## Task input:

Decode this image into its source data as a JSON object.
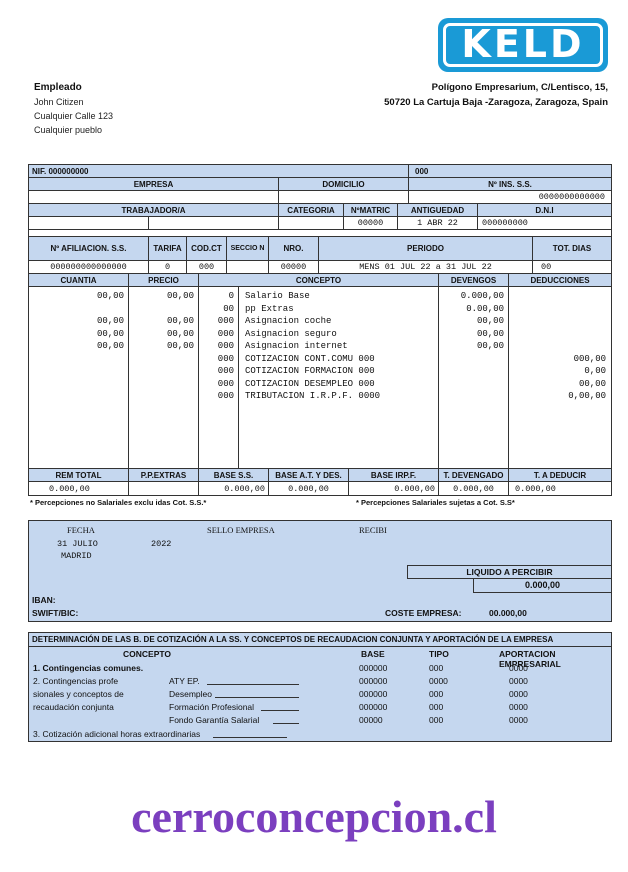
{
  "brand": {
    "logo_text": "KELD",
    "logo_color": "#1a9ad6",
    "watermark": "cerroconcepcion.cl",
    "watermark_color": "#7b3fbf"
  },
  "employee": {
    "label": "Empleado",
    "name": "John Citizen",
    "street": "Cualquier Calle 123",
    "town": "Cualquier pueblo"
  },
  "company_address": {
    "line1": "Polígono Empresarium, C/Lentisco, 15,",
    "line2": "50720 La Cartuja Baja -Zaragoza, Zaragoza, Spain"
  },
  "header": {
    "nif": "NIF. 000000000",
    "nif_value": "000",
    "empresa": "EMPRESA",
    "domicilio": "DOMICILIO",
    "ins_ss": "Nº INS. S.S.",
    "ins_ss_value": "0000000000000",
    "trabajador": "TRABAJADOR/A",
    "categoria": "CATEGORIA",
    "matric": "NºMATRIC",
    "antiguedad": "ANTIGUEDAD",
    "dni": "D.N.I",
    "matric_value": "00000",
    "antiguedad_value": "1 ABR 22",
    "dni_value": "000000000",
    "afiliacion": "Nº AFILIACION. S.S.",
    "tarifa": "TARIFA",
    "codct": "COD.CT",
    "seccion": "SECCIO N",
    "nro": "NRO.",
    "periodo": "PERIODO",
    "totdias": "TOT. DIAS",
    "afiliacion_value": "000000000000000",
    "tarifa_value": "0",
    "codct_value": "000",
    "nro_value": "00000",
    "periodo_value": "MENS 01 JUL 22 a 31 JUL 22",
    "totdias_value": "00"
  },
  "items_header": {
    "cuantia": "CUANTIA",
    "precio": "PRECIO",
    "concepto": "CONCEPTO",
    "devengos": "DEVENGOS",
    "deducciones": "DEDUCCIONES"
  },
  "items": [
    {
      "cuantia": "00,00",
      "precio": "00,00",
      "code": "0",
      "concepto": "Salario Base",
      "devengo": "0.000,00",
      "deduccion": ""
    },
    {
      "cuantia": "",
      "precio": "",
      "code": "00",
      "concepto": "pp Extras",
      "devengo": "0.00,00",
      "deduccion": ""
    },
    {
      "cuantia": "00,00",
      "precio": "00,00",
      "code": "000",
      "concepto": "Asignacion coche",
      "devengo": "00,00",
      "deduccion": ""
    },
    {
      "cuantia": "00,00",
      "precio": "00,00",
      "code": "000",
      "concepto": "Asignacion seguro",
      "devengo": "00,00",
      "deduccion": ""
    },
    {
      "cuantia": "00,00",
      "precio": "00,00",
      "code": "000",
      "concepto": "Asignacion internet",
      "devengo": "00,00",
      "deduccion": ""
    },
    {
      "cuantia": "",
      "precio": "",
      "code": "000",
      "concepto": "COTIZACION CONT.COMU 000",
      "devengo": "",
      "deduccion": "000,00"
    },
    {
      "cuantia": "",
      "precio": "",
      "code": "000",
      "concepto": "COTIZACION FORMACION 000",
      "devengo": "",
      "deduccion": "0,00"
    },
    {
      "cuantia": "",
      "precio": "",
      "code": "000",
      "concepto": "COTIZACION DESEMPLEO 000",
      "devengo": "",
      "deduccion": "00,00"
    },
    {
      "cuantia": "",
      "precio": "",
      "code": "000",
      "concepto": "TRIBUTACION I.R.P.F. 0000",
      "devengo": "",
      "deduccion": "0,00,00"
    }
  ],
  "totals_header": {
    "rem_total": "REM TOTAL",
    "pp_extras": "P.P.EXTRAS",
    "base_ss": "BASE S.S.",
    "base_aty": "BASE A.T. Y DES.",
    "base_irpf": "BASE IRP.F.",
    "t_devengado": "T. DEVENGADO",
    "t_deducir": "T. A DEDUCIR"
  },
  "totals": {
    "rem_total": "0.000,00",
    "pp_extras": "",
    "base_ss": "0.000,00",
    "base_aty": "0.000,00",
    "base_irpf": "0.000,00",
    "t_devengado": "0.000,00",
    "t_deducir": "0.000,00"
  },
  "notes": {
    "left": "* Percepciones no Salariales exclu idas Cot. S.S.*",
    "right": "* Percepciones Salariales sujetas a Cot. S.S*"
  },
  "sign": {
    "fecha": "FECHA",
    "sello": "SELLO EMPRESA",
    "recibi": "RECIBI",
    "date_day": "31 JULIO",
    "date_year": "2022",
    "city": "MADRID",
    "liquido_label": "LIQUIDO A PERCIBIR",
    "liquido_value": "0.000,00",
    "iban": "IBAN:",
    "swift": "SWIFT/BIC:",
    "coste_label": "COSTE EMPRESA:",
    "coste_value": "00.000,00"
  },
  "determinacion": {
    "title": "DETERMINACIÓN DE LAS B. DE COTIZACIÓN A LA SS. Y CONCEPTOS DE RECAUDACION CONJUNTA Y APORTACIÓN DE LA EMPRESA",
    "h_concepto": "CONCEPTO",
    "h_base": "BASE",
    "h_tipo": "TIPO",
    "h_aport": "APORTACION EMPRESARIAL",
    "c1": "1. Contingencias comunes.",
    "c2a": "2. Contingencias profe",
    "c2b": "sionales y conceptos de",
    "c2c": "recaudación conjunta",
    "aty": "ATY EP.",
    "desempleo": "Desempleo",
    "formacion": "Formación Profesional",
    "fondo": "Fondo Garantía Salarial",
    "c3": "3. Cotización adicional horas extraordinarias",
    "rows": [
      {
        "base": "000000",
        "tipo": "000",
        "aport": "0000"
      },
      {
        "base": "000000",
        "tipo": "0000",
        "aport": "0000"
      },
      {
        "base": "000000",
        "tipo": "000",
        "aport": "0000"
      },
      {
        "base": "000000",
        "tipo": "000",
        "aport": "0000"
      },
      {
        "base": "00000",
        "tipo": "000",
        "aport": "0000"
      }
    ]
  }
}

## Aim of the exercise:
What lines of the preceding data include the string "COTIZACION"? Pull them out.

## Exercise response:
      "concepto": "COTIZACION CONT.COMU 000",
      "concepto": "COTIZACION FORMACION 000",
      "concepto": "COTIZACION DESEMPLEO 000",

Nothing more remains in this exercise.